Issues for East Asia: A Sinocentric View

Yu Bin’s recent article for Asia Times Online is a very Sinocentric view of the growing pains East Asia will face as the region grows increasingly more influential and substantially richer.

Yu Bin goes into three major problems: China’s relationship with its own poor and underemployed, China’s relationship with Japan, and China’s relationship with Taiwan. Again, with rather Sinocentric suggestions for how these problems could be best solved.

Although a Chinese-style solution to the problems – namely calm acceptance of the inevitable peaceful rise to leadership of East Asia’s largest nation – would be splendid if it ensured peace and stability and prosperity for all, it is quite uncertain whether or not China can handle East Asia’s affairs any better than it handles its own.

Japan’s steps away from its pacifist constitution and embrace of the US missile defense plan have nothing to do with increased militarism and dreams of invasion. Rather, North Korea firing missiles and kidnapping Japanese, China encroaching into what Japan considers its own territory and a very, very nationalistic Chinese population coupled with the US inability to truly do anything about it scares the Japanese into action.

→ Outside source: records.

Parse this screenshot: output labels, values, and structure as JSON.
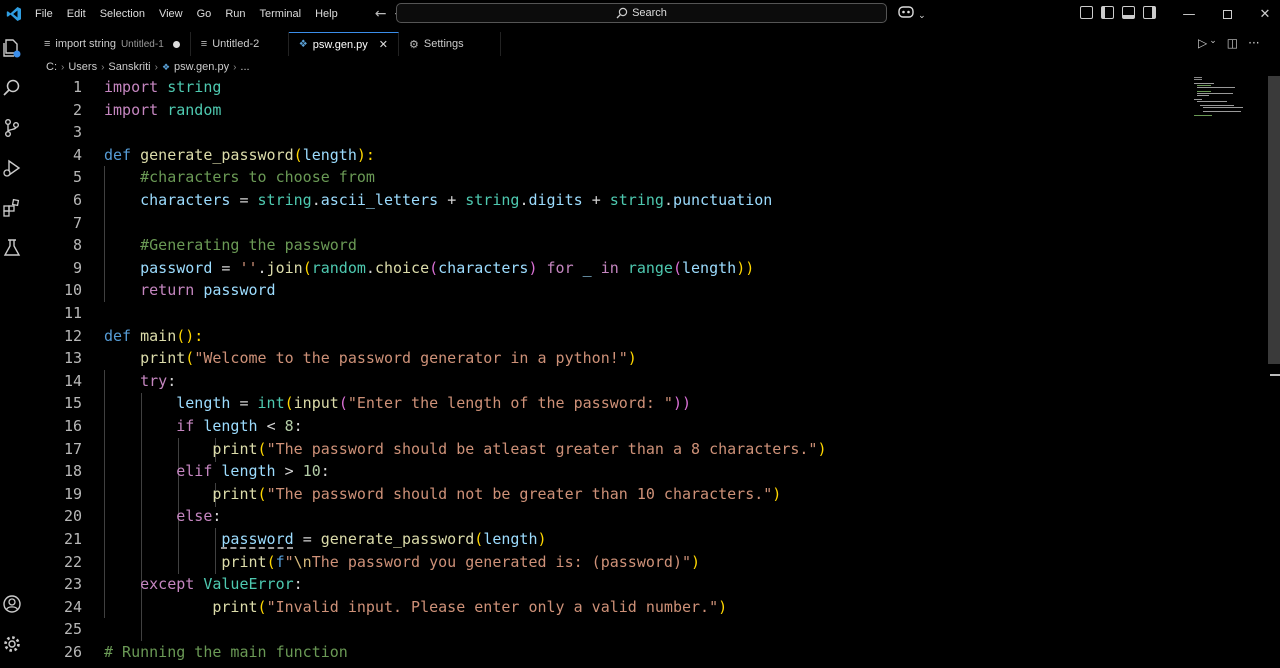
{
  "menu": [
    "File",
    "Edit",
    "Selection",
    "View",
    "Go",
    "Run",
    "Terminal",
    "Help"
  ],
  "search": {
    "label": "Search"
  },
  "tabs": [
    {
      "label": "import string",
      "sub": "Untitled-1",
      "modified": true
    },
    {
      "label": "Untitled-2",
      "sub": ""
    },
    {
      "label": "psw.gen.py",
      "sub": "",
      "active": true
    },
    {
      "label": "Settings",
      "sub": ""
    }
  ],
  "breadcrumb": [
    "C:",
    "Users",
    "Sanskriti",
    "psw.gen.py",
    "..."
  ],
  "lines": [
    {
      "n": "1"
    },
    {
      "n": "2"
    },
    {
      "n": "3"
    },
    {
      "n": "4"
    },
    {
      "n": "5"
    },
    {
      "n": "6"
    },
    {
      "n": "7"
    },
    {
      "n": "8"
    },
    {
      "n": "9"
    },
    {
      "n": "10"
    },
    {
      "n": "11"
    },
    {
      "n": "12"
    },
    {
      "n": "13"
    },
    {
      "n": "14"
    },
    {
      "n": "15"
    },
    {
      "n": "16"
    },
    {
      "n": "17"
    },
    {
      "n": "18"
    },
    {
      "n": "19"
    },
    {
      "n": "20"
    },
    {
      "n": "21"
    },
    {
      "n": "22"
    },
    {
      "n": "23"
    },
    {
      "n": "24"
    },
    {
      "n": "25"
    },
    {
      "n": "26"
    }
  ],
  "code": {
    "l1": [
      "import",
      "string"
    ],
    "l2": [
      "import",
      "random"
    ],
    "l4": [
      "def",
      "generate_password",
      "(",
      "length",
      "):"
    ],
    "l5": "#characters to choose from",
    "l6": [
      "characters",
      "=",
      "string",
      ".",
      "ascii_letters",
      "+",
      "string",
      ".",
      "digits",
      "+",
      "string",
      ".",
      "punctuation"
    ],
    "l8": "#Generating the password",
    "l9": [
      "password",
      "=",
      "''",
      ".",
      "join",
      "(",
      "random",
      ".",
      "choice",
      "(",
      "characters",
      ")",
      "for",
      "_",
      "in",
      "range",
      "(",
      "length",
      "))"
    ],
    "l10": [
      "return",
      "password"
    ],
    "l12": [
      "def",
      "main",
      "():"
    ],
    "l13": [
      "print",
      "(",
      "\"Welcome to the password generator in a python!\"",
      ")"
    ],
    "l14": [
      "try",
      ":"
    ],
    "l15": [
      "length",
      "=",
      "int",
      "(",
      "input",
      "(",
      "\"Enter the length of the password: \"",
      "))"
    ],
    "l16": [
      "if",
      "length",
      "<",
      "8",
      ":"
    ],
    "l17": [
      "print",
      "(",
      "\"The password should be atleast greater than a 8 characters.\"",
      ")"
    ],
    "l18": [
      "elif",
      "length",
      ">",
      "10",
      ":"
    ],
    "l19": [
      "print",
      "(",
      "\"The password should not be greater than 10 characters.\"",
      ")"
    ],
    "l20": [
      "else",
      ":"
    ],
    "l21": [
      "password",
      "=",
      "generate_password",
      "(",
      "length",
      ")"
    ],
    "l22": [
      "print",
      "(",
      "f",
      "\"",
      "\\n",
      "The password you generated is: (password)\"",
      ")"
    ],
    "l23": [
      "except",
      "ValueError",
      ":"
    ],
    "l24": [
      "print",
      "(",
      "\"Invalid input. Please enter only a valid number.\"",
      ")"
    ],
    "l26": "# Running the main function"
  },
  "colors": {
    "keyword": "#c586c0",
    "def": "#569cd6",
    "function": "#dcdcaa",
    "variable": "#9cdcfe",
    "string": "#ce9178",
    "number": "#b5cea8",
    "comment": "#6a9955",
    "accent": "#3b8eea"
  }
}
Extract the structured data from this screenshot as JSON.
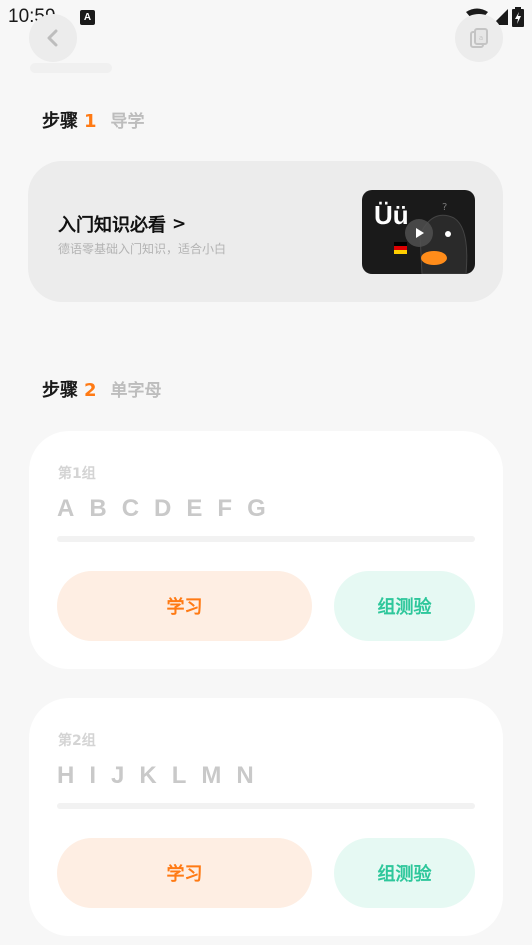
{
  "status_bar": {
    "time": "10:59",
    "notification_glyph": "A"
  },
  "header": {
    "back_icon": "chevron-left-icon",
    "cards_icon": "cards-icon"
  },
  "step1": {
    "label": "步骤",
    "number": "1",
    "subtitle": "导学",
    "card": {
      "title": "入门知识必看",
      "arrow": ">",
      "description": "德语零基础入门知识，适合小白",
      "thumbnail_letters": "Üü"
    }
  },
  "step2": {
    "label": "步骤",
    "number": "2",
    "subtitle": "单字母",
    "groups": [
      {
        "label": "第1组",
        "letters": [
          "A",
          "B",
          "C",
          "D",
          "E",
          "F",
          "G"
        ],
        "progress": 0,
        "learn_label": "学习",
        "test_label": "组测验"
      },
      {
        "label": "第2组",
        "letters": [
          "H",
          "I",
          "J",
          "K",
          "L",
          "M",
          "N"
        ],
        "progress": 0,
        "learn_label": "学习",
        "test_label": "组测验"
      }
    ]
  },
  "colors": {
    "accent": "#ff7a14",
    "test_green": "#2ec79b",
    "learn_bg": "#feeee3",
    "test_bg": "#e6f9f3"
  }
}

The Yasakuni Shrine issue would be a non-issue if the roles were reversed. China whips out the "domestic affair" card with impunity. The Yasakuni case is a symbol, a lightening rod of nationalism that is being used by the Chinese side to keep emotions high in China and, if Prime Minister Koizumi ever gives in, a massive loss of face for the Japanese. Koizumi is being placed in a very tight spot by Beijing: bow down or else. One result has been the galvanization of Japan’s own nationalists, a veritable devil’s circle.

Japan has little choice but to shake off its "pacifism" in the face of military threats from a broke little demon to the north and vigorous political maneuvering laced with "controlled" nationalism from the west. But by shaking off pacifism, Japan, as Yu Bin points out, should be joining the "normal" nations of the world.

Acknowledging this, perhaps China, as the inevitable dominant power in East Asia, could ease back on the nationalistic politics. Dropping the Shrine, for instance, and exacting a reward from Koizumi for releasing the stone from his back and gaining the admiration of all as a country above jingoistic symbolism.

The world is considering dropping the dollar for the euro – Japan must act for itself. And China can either help or hinder.

A Family Affair

For the Mainland, the Taiwan issue is a family affair. Much of the rest of the world have signed economic agreements stating that they see the issue as Beijing does. As long as it stays peaceful across the Straits, most of the world will continue nodding with the Chinese and shrugging with the Taiwanese.

Yu Bin accuses Taiwan of "burning the China bridge," but like Japan, Taiwan is a driving force behind China’s productive and technological revolution. Taiwan is burning the bridge to the Chinese political system, which is as Imperial in nature domestically as the US is internationally. Here as with Japan, Beijing keeps discussions at a high octave, keeping the emotional stakes high on the Mainland.

Many a Mainlander has expressed hatred for Koizumi and/or Chen Shui Bian, and thereby the "Japan" and "Taiwan" that these two figures represent in the eyes of Beijing. Not only does this keep the pressure on, but it also fuels the only solution Hu and the Fourth Generation can fully utilize to tackle the biggest and most explosive issue of all, if East Asian problems are to be view through a Sinocentric lens: China’s downtrodden poor and the ruthless businessmen and gangster-officials who stomp all over them.

This may actually be the true crux of the Japan-Taiwan-China problems. China’s increasing reliance on nationalism to bind the country together comes because wealth creation is not doing the trick. China welcomes aid, investment and technology from both Japan and Taiwan in the hopes that China’s booming economy may eventually reach gangster-held, official-plundered spots in the hinterland like Lanzhou, Gansu Province.

But until Beijing can provide economically for its own, nationalism will be the force that binds China together. And this, as much as forgetful Japanese and rebellious Taiwanese, will be a major issue for East Asia in the future.